This weekend, a small rocket company will try to launch its first commercial mission.
This will not be a show almost as great as the SpaceX flight, the powerful Falcon Heavy rocket, in February, which propelled Elon Musk's sports car onto a trajectory beyond Mars. But Rocket Lab's Electron is a precursor to a new, small, cheap, capable of being launched – which may prove to be more important in the future of how companies send smaller satellite rocks to orbit.
When is the launch and how can I watch it?
Rocket Lab will launch the launch from the launch site in New Zealand on the Internet.
The launch window spans nine days, four hours each day. the first opportunity will take place on Sunday at 4:50. Time in New Zealand. (In the United States, it will still be Saturday, and it will be a late show, or at 10:50 am east time).
What is a rocket?

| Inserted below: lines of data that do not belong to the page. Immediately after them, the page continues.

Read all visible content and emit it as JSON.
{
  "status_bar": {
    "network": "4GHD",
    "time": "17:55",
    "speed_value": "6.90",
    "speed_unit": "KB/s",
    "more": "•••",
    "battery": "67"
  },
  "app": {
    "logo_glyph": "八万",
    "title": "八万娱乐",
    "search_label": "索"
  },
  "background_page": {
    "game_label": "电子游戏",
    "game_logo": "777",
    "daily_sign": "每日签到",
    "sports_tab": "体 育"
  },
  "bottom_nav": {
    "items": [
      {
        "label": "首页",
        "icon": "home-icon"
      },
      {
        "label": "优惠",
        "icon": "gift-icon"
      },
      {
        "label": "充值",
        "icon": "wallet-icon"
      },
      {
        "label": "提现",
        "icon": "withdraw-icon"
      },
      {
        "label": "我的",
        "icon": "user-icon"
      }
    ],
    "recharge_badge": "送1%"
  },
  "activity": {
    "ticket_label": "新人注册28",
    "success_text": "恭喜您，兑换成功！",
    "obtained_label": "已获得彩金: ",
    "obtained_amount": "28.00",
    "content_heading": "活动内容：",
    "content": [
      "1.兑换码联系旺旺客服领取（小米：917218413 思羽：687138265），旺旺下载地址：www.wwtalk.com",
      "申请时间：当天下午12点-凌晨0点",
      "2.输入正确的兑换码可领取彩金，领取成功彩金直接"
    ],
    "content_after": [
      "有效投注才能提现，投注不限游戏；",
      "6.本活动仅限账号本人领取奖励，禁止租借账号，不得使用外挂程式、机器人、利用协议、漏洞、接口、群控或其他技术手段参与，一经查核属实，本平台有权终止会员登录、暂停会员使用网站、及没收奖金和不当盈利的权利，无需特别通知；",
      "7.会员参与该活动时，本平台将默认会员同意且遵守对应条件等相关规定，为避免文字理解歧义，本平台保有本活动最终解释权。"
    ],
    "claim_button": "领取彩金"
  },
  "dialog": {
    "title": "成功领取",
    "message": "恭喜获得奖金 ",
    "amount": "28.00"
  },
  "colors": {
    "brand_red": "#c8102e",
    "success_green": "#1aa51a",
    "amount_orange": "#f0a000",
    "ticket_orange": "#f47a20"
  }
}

There are seven useful tasks, all small satellites. These include two vessel tracking satellites for Spire Global; a small climate and environmental monitoring satellite for GeoOptics; a small buzzer built by high school students from Irvine, California; and a demo version of a cloth that would draw the dead satellites out of orbit.
Why is the Electron rocket so small?
Just like Earth technology, the satellites are getting smaller and can now be launched on smaller rockets. Companies and governments now also see benefits for designing small satellite constellations to carry out the tasks that were once handled by a giant and expensive satellite. With this approach, the failure of a satellite can be manipulated by moving around the remaining satellites. It is also quicker and cheaper to send a replacement.
What other companies are building small missiles to launch smaller satellites?
There are at least 150 companies working on small missiles, though most likely will never reach the ground.
Some of the most promising are Virgin Orbit, initiated by billionaire Richard Branson; and Vector Launch and Firefly Aerospace, launched by SpaceX graduates.
Two other promising companies are Space of Relativity, which appears to be the largest part of its 3D rocket and Gilmour Space, based in Australia.